“A lot of coaches helped me along this journey,” he said. “It definitely started with my mom and my sister, my grandmother and my brothers who helped me to understand, you put the work in, it really will pay off.”
Wilson had three different stints with both Edmonton and Toronto and also played the 1997 season with the BC Lions.
“I love Toronto, that’s where my son was born,” he said. “And I love Edmonton, that’s where I got my start for real.”
Moving back and forth between the two teams was like being “shipped between my father and my mother.”
“It was like always going back home,” he said. “It never was a bad thing and it always turned out good.”
Wilson was part of history in 1993 when he was involved in the CFL’s biggest trade, a 16-player swap. That deal saw Edmonton send the likes of quarterback Tracy Ham, defensive back Enis Jackson and slotback Craig Ellis to Toronto for quarterback Ricky Foggie, slotback Darrell K. Smith and Wilson, among others.
“I was definitely surprised with the people who go traded because all the guys who got traded were good,” he said. “It was really an interesting trade, very surprising and shocking. But it worked out for me. Everywhere I went, I ended up winning a championship.
“As an athlete, you always want to win championships. I was blessed to be on four championship teams, great teams, great players, great people. It was a wonderful ride. All the championship games were special.”
Wilson won Grey Cups with Edmonton in 1987 and 1993 and with Toronto in 1993 and 1996. His final title came playing on an Argo team that featured Doug Flutie, Michael “Pinball” Clemons and Mike Vanderjagt that beat Edmonton in the cold and snow in Hamilton.
Wilson was part of a famous photo, celebrating the win with Flutie and Clemons, but what he remembers most about the game was missing a tackle that resulted in Henry “Gizmo” Williams returning a kick-off 91 yards for a touchdown.
“I remember missing Gizmo on a kick-off return and getting cussed out by Don Matthews,” Wilson laughed. “He acted like I did it on purpose.”
Even while playing football Wilson did some acting. Growing up, he acted in stage productions in high school and at college. Since leaving football, he’s had parts in movies and television series.

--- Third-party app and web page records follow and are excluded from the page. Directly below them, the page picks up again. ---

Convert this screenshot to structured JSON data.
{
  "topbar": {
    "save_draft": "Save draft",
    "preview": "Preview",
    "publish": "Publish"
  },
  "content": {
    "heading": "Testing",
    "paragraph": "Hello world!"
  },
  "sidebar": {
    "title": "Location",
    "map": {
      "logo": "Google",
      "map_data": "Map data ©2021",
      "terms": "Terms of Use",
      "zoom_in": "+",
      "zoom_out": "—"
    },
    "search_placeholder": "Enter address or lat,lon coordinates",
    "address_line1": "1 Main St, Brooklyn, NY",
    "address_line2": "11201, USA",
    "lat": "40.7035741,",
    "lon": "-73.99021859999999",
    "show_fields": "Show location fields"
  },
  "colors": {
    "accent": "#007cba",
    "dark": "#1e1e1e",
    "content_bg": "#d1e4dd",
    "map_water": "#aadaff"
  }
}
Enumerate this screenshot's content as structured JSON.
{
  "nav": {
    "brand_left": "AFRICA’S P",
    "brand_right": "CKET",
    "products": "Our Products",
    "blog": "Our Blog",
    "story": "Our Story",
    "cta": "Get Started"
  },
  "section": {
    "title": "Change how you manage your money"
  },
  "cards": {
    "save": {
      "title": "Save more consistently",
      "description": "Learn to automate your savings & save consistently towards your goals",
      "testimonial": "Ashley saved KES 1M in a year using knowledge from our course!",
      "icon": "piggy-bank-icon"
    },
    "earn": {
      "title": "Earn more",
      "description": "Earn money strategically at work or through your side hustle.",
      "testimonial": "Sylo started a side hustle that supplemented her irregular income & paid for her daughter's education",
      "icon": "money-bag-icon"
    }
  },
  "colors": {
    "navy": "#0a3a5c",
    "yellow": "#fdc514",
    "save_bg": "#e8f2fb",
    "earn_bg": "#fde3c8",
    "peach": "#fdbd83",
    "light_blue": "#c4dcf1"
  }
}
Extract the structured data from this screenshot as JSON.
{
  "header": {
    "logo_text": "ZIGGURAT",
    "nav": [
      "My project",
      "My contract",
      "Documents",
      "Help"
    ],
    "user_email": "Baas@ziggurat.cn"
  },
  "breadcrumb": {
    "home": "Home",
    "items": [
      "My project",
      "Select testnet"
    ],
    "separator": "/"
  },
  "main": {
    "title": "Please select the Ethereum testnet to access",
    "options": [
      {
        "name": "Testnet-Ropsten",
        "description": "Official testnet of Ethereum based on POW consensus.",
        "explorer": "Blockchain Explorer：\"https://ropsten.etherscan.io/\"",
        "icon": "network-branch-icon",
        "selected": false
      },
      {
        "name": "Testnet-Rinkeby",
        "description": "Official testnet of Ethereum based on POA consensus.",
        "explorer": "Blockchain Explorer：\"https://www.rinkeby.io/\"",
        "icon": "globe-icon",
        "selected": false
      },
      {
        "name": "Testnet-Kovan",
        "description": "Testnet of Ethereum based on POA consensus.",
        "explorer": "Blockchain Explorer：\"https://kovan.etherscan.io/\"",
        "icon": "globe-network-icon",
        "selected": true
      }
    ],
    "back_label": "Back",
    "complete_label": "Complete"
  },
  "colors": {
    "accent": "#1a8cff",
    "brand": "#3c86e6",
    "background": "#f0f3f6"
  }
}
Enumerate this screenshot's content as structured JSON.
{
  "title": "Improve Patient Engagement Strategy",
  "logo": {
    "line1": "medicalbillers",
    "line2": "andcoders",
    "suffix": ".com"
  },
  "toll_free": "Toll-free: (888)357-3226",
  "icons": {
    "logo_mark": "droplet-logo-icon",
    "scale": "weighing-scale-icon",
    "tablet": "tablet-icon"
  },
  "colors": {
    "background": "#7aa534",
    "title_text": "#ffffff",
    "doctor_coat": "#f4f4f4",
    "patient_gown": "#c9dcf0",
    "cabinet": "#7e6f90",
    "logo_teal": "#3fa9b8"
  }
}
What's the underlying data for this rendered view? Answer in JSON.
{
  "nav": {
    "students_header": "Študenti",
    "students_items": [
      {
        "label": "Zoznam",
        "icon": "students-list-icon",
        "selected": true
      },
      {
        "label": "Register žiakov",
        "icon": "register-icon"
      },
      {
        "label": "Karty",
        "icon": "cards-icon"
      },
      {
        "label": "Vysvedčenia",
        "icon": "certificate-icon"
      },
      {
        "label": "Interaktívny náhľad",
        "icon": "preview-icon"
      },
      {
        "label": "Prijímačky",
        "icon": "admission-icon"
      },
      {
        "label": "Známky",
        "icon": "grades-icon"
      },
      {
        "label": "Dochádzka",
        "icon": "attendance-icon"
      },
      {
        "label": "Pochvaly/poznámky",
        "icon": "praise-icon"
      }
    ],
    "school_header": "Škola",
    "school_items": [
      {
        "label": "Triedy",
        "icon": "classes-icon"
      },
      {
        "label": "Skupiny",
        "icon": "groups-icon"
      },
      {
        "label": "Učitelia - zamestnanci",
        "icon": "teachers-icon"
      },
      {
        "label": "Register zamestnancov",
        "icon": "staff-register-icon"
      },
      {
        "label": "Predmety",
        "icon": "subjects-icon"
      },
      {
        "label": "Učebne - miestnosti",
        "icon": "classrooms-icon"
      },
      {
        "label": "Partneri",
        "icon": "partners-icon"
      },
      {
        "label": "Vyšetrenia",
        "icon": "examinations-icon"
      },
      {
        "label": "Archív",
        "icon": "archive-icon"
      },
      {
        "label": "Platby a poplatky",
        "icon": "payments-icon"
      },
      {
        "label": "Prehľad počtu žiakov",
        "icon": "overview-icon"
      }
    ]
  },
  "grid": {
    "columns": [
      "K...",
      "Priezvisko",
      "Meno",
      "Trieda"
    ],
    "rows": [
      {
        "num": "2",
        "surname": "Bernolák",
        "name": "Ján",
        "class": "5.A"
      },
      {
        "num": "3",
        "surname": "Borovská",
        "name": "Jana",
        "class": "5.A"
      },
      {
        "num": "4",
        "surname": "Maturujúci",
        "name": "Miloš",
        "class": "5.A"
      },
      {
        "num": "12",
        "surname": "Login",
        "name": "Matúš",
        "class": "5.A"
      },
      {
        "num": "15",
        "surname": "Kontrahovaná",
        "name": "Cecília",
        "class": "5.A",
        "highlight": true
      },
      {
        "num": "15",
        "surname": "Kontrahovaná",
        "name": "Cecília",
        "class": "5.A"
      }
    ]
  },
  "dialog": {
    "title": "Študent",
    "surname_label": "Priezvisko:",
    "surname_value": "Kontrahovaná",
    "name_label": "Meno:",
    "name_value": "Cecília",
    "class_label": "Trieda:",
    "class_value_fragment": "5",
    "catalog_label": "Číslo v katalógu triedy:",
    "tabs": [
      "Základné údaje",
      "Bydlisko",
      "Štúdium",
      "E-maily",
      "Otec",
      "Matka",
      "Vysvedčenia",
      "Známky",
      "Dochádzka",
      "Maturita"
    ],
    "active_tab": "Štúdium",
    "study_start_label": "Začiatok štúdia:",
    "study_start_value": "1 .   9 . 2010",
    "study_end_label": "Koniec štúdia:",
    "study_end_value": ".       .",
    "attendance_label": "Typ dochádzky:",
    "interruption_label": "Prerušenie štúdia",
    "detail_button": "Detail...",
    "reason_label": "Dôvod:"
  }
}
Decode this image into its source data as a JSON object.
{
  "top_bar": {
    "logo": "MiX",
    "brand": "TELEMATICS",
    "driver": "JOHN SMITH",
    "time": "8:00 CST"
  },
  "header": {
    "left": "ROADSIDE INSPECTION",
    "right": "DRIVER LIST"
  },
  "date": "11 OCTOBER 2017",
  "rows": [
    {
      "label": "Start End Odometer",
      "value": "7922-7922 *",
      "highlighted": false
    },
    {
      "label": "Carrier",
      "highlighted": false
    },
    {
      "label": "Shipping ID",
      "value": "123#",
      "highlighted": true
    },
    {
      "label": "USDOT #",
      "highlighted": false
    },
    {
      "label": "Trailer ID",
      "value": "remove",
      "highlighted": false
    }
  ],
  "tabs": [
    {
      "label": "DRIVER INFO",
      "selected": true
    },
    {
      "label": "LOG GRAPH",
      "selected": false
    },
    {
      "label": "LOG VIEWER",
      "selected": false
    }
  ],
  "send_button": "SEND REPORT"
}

“Sports was really natural for me,” he said. “The acting is a lot harder. Sports, you know your X’s and O’s, you go out there and execute. Usually, you put your best foot forward, get a lot of things done, you get to win games.
“But acting, there is a lot more than people think. Acting has been more challenging. It’s a very tough craft.”
Wilson now lives in the U.S. but fondly remembers his time in Canada.
“I thought Canada was way ahead of relations with African American people,” he said. “They are very progressive in Canada, they don’t see colour the way they see in the States. Because of the way I was treated, because of the way my family was treated, I never felt colour in Canada.
“I just don’t like the cold.”
Wilson retired an Eskimo after the 1998 season. Over the years he often wondered if his body of work on the playing field was enough to earn him a spot in the Canadian Football Hall of Fame.
“When I first heard I was choked up,” he said. “This is what athletes strive for, what we train for. We play the game to play the best and be the best.”